    The former FBI informant charged with lying about the Bidens’ dealings in Ukraine told investigators after his arrest that Russian intelligence officials were involved in passing information to him about Hunter Biden, prosecutors said Feb. 20 in a new court filing, noting that the information was false.

    Prosecutors also said Alexander Smirnov has been “actively peddling new lies that could impact US elections” after meeting with Russian spies late last year. (CNN) 

    Smirnov was charged Feb. 15 for falsifying reports that President Joe Biden and his son, Hunter Biden, each received $5 million in bribes from a Ukrainian energy company. According to the indictment, Smirnov reported to an FBI agent in March 2017 that he had been in contact with the owner of the Ukrainian company, Burisma Holdings Ltd. 

    Smirnov also informed the agent that President Biden and Hunter Biden—identified as “Public Official 1” and “Businessperson 1” were members of the company’s board.

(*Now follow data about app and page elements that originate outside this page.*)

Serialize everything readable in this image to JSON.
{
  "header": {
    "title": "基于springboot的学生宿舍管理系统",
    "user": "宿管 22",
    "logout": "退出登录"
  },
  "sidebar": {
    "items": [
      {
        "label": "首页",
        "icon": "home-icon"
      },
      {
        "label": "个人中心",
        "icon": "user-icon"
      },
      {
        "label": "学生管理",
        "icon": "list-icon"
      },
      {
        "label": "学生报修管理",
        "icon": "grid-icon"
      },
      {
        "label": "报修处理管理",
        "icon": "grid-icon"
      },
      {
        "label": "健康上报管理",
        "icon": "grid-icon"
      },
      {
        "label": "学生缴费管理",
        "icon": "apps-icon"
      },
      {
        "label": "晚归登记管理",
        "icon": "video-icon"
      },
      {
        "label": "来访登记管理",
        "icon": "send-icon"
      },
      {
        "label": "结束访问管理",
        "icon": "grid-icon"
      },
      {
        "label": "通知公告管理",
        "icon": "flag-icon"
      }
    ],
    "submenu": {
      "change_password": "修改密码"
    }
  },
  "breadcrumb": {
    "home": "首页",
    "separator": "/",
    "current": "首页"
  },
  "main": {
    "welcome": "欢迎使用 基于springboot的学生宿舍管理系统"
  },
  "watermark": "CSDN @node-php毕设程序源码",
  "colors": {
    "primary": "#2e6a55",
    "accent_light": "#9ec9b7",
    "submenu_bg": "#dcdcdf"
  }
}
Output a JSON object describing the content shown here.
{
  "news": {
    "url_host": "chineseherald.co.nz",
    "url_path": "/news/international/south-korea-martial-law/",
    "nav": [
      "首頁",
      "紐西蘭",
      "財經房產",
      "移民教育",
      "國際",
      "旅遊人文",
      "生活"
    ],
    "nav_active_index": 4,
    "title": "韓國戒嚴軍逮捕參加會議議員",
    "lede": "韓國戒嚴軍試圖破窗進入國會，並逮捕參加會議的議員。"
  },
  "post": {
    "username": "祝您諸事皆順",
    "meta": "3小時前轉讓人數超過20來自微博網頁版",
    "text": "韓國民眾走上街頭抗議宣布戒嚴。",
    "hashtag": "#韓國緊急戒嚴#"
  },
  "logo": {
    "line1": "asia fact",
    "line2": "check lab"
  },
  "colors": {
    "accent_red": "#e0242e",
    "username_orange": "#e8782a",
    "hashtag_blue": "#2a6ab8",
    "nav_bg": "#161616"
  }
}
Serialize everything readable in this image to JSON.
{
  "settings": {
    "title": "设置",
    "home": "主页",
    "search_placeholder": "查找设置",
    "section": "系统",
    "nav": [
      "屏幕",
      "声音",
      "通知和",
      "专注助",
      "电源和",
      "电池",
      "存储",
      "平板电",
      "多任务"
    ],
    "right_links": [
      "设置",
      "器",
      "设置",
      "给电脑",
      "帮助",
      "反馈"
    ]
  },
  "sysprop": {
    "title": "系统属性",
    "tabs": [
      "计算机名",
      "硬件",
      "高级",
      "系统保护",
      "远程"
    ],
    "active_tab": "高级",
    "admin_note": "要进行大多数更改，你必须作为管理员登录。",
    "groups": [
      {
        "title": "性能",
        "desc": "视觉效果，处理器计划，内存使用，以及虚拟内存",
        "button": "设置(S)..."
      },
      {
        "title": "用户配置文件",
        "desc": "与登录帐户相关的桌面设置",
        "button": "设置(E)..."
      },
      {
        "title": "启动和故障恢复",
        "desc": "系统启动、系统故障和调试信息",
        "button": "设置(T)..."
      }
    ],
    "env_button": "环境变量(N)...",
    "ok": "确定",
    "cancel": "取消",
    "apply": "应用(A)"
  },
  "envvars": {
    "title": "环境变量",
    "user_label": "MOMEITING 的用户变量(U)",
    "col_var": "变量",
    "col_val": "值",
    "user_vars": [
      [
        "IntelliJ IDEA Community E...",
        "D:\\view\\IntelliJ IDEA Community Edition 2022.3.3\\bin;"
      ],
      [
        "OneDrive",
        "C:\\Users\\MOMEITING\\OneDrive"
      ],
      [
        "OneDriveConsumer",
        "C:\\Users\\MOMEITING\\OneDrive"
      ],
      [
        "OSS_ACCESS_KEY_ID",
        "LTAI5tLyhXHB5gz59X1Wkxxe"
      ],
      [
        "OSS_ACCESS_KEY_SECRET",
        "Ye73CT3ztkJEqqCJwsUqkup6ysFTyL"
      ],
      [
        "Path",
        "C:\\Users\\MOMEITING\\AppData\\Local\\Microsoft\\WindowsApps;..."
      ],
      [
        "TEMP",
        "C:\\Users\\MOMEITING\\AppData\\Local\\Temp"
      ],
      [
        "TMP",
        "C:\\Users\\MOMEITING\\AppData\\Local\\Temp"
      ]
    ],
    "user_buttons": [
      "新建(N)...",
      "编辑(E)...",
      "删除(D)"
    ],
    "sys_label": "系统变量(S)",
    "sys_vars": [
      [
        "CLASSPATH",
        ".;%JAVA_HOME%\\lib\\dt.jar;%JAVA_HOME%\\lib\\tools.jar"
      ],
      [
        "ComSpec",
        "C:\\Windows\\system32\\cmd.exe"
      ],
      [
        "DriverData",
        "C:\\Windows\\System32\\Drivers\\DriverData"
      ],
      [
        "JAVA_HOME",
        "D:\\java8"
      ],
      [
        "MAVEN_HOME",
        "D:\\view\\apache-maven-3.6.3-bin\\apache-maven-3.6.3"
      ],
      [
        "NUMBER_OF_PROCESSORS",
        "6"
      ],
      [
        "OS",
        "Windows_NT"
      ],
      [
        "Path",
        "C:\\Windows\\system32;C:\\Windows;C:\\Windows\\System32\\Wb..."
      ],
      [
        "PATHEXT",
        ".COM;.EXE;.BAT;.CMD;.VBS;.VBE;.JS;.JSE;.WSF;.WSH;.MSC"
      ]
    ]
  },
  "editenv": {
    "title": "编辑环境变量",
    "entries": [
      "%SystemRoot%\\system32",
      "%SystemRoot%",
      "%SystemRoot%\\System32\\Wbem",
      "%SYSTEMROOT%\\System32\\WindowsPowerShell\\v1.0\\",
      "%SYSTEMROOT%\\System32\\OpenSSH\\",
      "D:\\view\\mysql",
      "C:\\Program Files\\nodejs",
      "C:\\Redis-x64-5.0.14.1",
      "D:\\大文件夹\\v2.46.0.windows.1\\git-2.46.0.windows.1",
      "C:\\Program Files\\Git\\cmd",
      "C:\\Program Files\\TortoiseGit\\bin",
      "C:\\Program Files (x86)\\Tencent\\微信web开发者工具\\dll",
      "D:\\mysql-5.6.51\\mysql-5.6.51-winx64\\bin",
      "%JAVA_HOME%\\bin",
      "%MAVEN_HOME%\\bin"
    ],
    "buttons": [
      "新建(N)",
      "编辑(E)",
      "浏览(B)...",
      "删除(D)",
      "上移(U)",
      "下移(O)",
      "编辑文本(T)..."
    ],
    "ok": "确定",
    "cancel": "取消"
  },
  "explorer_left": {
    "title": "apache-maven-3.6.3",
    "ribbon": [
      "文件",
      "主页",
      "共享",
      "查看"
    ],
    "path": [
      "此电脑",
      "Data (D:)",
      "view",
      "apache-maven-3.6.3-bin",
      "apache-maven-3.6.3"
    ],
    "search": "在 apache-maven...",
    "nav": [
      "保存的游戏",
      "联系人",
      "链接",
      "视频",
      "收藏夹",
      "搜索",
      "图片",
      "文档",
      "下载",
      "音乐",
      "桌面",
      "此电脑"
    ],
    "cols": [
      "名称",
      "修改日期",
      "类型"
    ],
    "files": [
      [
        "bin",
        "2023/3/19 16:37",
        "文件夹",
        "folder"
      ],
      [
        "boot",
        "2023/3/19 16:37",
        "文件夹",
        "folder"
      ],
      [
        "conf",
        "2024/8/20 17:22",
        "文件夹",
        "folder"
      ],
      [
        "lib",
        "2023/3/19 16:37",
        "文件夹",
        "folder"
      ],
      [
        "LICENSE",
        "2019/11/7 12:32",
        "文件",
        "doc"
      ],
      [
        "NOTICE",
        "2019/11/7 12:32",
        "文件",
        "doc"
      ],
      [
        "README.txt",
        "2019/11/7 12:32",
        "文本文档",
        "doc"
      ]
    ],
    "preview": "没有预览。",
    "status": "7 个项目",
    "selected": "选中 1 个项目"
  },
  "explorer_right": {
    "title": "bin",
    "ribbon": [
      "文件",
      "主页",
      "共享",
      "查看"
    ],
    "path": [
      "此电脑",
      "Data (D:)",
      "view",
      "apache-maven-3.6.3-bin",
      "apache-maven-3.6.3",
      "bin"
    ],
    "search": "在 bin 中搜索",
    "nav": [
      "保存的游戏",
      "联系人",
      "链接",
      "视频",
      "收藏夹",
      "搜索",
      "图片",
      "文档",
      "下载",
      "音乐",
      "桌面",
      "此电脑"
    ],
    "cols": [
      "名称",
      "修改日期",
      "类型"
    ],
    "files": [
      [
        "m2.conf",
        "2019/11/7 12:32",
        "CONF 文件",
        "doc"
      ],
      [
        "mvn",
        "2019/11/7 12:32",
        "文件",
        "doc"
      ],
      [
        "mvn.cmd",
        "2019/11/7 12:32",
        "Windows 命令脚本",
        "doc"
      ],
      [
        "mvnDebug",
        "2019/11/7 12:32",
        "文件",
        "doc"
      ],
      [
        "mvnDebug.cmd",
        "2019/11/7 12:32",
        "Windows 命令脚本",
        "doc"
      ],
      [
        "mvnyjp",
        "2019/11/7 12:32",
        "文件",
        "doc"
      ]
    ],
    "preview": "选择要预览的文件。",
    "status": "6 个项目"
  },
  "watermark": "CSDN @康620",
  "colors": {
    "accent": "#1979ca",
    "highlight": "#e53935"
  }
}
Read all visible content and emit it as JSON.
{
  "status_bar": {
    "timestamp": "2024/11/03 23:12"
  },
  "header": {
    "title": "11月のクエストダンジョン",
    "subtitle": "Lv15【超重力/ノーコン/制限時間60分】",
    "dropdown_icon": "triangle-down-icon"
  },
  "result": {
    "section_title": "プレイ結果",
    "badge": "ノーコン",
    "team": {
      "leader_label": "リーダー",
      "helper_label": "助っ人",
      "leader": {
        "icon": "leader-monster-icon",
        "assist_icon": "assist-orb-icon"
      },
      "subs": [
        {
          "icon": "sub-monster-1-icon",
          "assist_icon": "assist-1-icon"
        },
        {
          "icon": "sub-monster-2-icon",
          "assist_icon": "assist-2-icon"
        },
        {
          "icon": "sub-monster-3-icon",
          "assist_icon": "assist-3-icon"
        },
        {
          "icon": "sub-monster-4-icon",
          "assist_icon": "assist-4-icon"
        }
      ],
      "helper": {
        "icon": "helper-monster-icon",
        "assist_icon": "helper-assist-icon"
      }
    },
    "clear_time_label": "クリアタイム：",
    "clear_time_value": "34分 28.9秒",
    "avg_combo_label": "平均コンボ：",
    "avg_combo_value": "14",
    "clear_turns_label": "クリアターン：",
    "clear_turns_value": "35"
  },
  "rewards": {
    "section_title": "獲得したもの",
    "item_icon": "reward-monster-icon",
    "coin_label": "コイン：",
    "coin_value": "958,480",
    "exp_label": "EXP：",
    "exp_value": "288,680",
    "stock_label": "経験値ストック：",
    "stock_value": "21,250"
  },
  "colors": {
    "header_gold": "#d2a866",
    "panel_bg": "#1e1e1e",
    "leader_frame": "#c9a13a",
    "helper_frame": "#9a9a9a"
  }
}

    Three years later, in June 2020, Smirnov created a false record to the FBI Agent that executives of the Ukrainian company had told him that “Public Official 1” and “Businessperson 1” were paid $5 million by the company to protect them during a criminal investigation.

    Smirnov has been charged with violating 18 U.S.C. § 1001 for making a false statement and creating a false and fictitious record and 18 U.S.C. § 1519, for falsifying records during a federal investigation. (Jurist)

  18. Delaware jury finds Hunter Biden guilty

    A federal jury in Delaware on June 11 found Hunter Biden, son of President Joe Biden, guilty of lying about his drug use while purchasing a firearm.

    The younger Biden was found guilty of three felonies: making a false statement in connection with the acquisition of a firearm under 18 U.S.C. §922(a)(6) and 924(a)(2), making a false statement with respect to information to be kept in records under §924(a)(1)(A), and possession of firearm by a person who is an unlawful user of or addicted to a controlled substance under §922(g)(3) and §924(a)(2). (Jurist)

  19. Hunter Biden files motion to seek new trial

    Hunter Biden filed documents June 24 seeking a new trial after his conviction on three felonies on June 11. He argued that the decision should be vacated since the trial began before an appeal for an earlier motion was concluded. Biden also claimed that one of the laws he was prosecuted under, §922(g)(3), is unconstitutional and that the court should order an acquittal. (Jurist)